  • New default: Touch First – a standard dropdown menu with a touch device doesn’t work (there is a default link for the top-level, click area is too small for fat fingers. Redesign, make bigger links, suppress the top-level link. Never forget the keyboard, don’t remove the focus outline
  • Think in layers – progressive enhancement (“is a principle, not a technique”)
  • On the web we have to support old browsers, modern browsers, future browsers, robots, humans, small screens, fat fingers, etc.
  • The web design stack: content, typography, layout, paint
  • Content will work for everyone, any browser. Typography works just about everywhere (small screens). After that let’s think about layout.
  • New default: Small Screen First
  • Expanding a website to fill more space is easy, but shrinking to a small screen is hard – forces you to focus, what’s really important, first things first
  • Brad Frost’s Ish (http://bradfrostweb.com/demo/ish/) to test sites at different screen sizes
  • It’s up to the visual designer to decide breakpoints — never let the developer decide these things [laughter]
  • Showing a video of filling in a non-optimised form on iPhone (scrolling, wrong keyboards) and improved version (top-aligned labels, html5 input types)
  • New default: Content First
  • How we used to make websites — a logo, navigation, sub-nav, widgets, footer, then cram content into space left over
  • Now we start with the content… and then ask yourself; do we need widgets, sub navigation, header, a logo? (example – all blogs used to have a sidebar, now the ‘default’ is to not have a sidebar)
  • If we do need these things, do they need to be in the place where they are? Logo is in the most important, expensive place. Header is huge — but people come for the content, not for your header
  • Browsers are our friends, not enemies (mostly), this means clean code, this means we can actually redesign a site — we always talked about redesigning with stylesheets only, but it was never a reality due to browser issues; now it could actually be possible
  • New default: CLI First – the web is not just articles, what devices will we use in 2 years?
  • Use the command line – test your app before you design it (see Luke Wroblewski’s article, discussing how they built and tested the API before they designed the site) — it’s a really interesting approach, so find a good nerd to work with
  • A solid API also lets others do the work, and they can make things you don’t have the time or imagination to make

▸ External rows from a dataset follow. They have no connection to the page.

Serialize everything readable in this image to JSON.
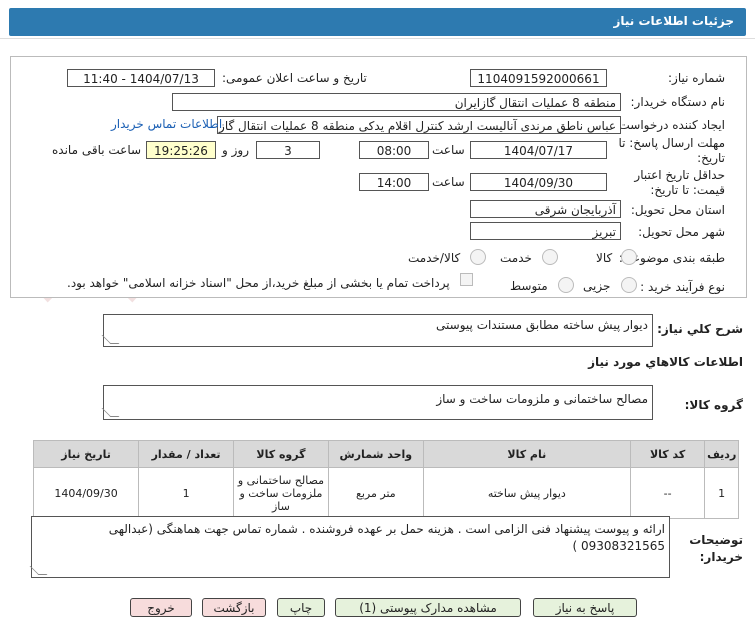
{
  "title": "جزئیات اطلاعات نیاز",
  "labels": {
    "need_number": "شماره نیاز:",
    "announce_datetime": "تاریخ و ساعت اعلان عمومی:",
    "buyer_name": "نام دستگاه خریدار:",
    "requester": "ایجاد کننده درخواست:",
    "reply_deadline": "مهلت ارسال پاسخ: تا تاریخ:",
    "hour": "ساعت",
    "day_and": "روز و",
    "remaining": "ساعت باقی مانده",
    "price_validity": "حداقل تاریخ اعتبار قیمت: تا تاریخ:",
    "province": "استان محل تحویل:",
    "city": "شهر محل تحویل:",
    "category": "طبقه بندی موضوعی:",
    "purchase_type": "نوع فرآیند خرید :",
    "summary": "شرح کلي نياز:",
    "goods_info": "اطلاعات کالاهاي مورد نياز",
    "goods_group": "گروه کالا:",
    "buyer_notes": "توضیحات خریدار:"
  },
  "values": {
    "need_number": "1104091592000661",
    "announce_datetime": "1404/07/13 - 11:40",
    "buyer_name": "منطقه 8 عملیات انتقال گازایران",
    "requester": "عباس ناطق مرندی آنالیست ارشد کنترل اقلام یدکی منطقه 8 عملیات انتقال گازا",
    "contact_link": "اطلاعات تماس خریدار",
    "reply_date": "1404/07/17",
    "reply_time": "08:00",
    "days": "3",
    "remaining_time": "19:25:26",
    "validity_date": "1404/09/30",
    "validity_time": "14:00",
    "province": "آذربایجان شرقی",
    "city": "تبریز",
    "summary": "دیوار پیش ساخته مطابق مستندات پیوستی",
    "goods_group": "مصالح ساختمانی و ملزومات ساخت و ساز",
    "buyer_notes": "ارائه و پیوست پیشنهاد فنی الزامی است . هزینه حمل بر عهده فروشنده . شماره تماس جهت هماهنگی (عبدالهی 09308321565 )"
  },
  "category_options": [
    "کالا",
    "خدمت",
    "کالا/خدمت"
  ],
  "purchase_options": [
    "جزیی",
    "متوسط"
  ],
  "payment_note": "پرداخت تمام یا بخشی از مبلغ خرید،از محل \"اسناد خزانه اسلامی\" خواهد بود.",
  "table": {
    "headers": [
      "ردیف",
      "کد کالا",
      "نام کالا",
      "واحد شمارش",
      "گروه کالا",
      "تعداد / مقدار",
      "تاریخ نیاز"
    ],
    "rows": [
      [
        "1",
        "--",
        "دیوار پیش ساخته",
        "متر مربع",
        "مصالح ساختمانی و ملزومات ساخت و ساز",
        "1",
        "1404/09/30"
      ]
    ]
  },
  "buttons": {
    "reply": "پاسخ به نیاز",
    "view_docs": "مشاهده مدارک پیوستی (1)",
    "print": "چاپ",
    "back": "بازگشت",
    "exit": "خروج"
  },
  "watermark": "AriaTender.net"
}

Sketchnotes of the session by Jenny Willatt:

Sketchnote of Vasilis van Gemert talk at UX Cambridge 2012

6 thoughts on “UX Cambridge: Vasilis van Gemert, New Smarter Defaults in Web Design

  1. Thank you very much for the quick notes! With all the links too, that’s very handy. A few minor corrections: I a Dutch, not Greek (I do have a Greek mother though) and I’m the Principal Front-end Developer, not the lead developer. I’m not *that* clever (-:

Leave a Reply

Your email address will not be published. Required fields are marked *

You may use these HTML tags and attributes: <a href="" title=""> <abbr title=""> <acronym title=""> <b> <blockquote cite=""> <cite> <code> <del datetime=""> <em> <i> <q cite=""> <strike> <strong>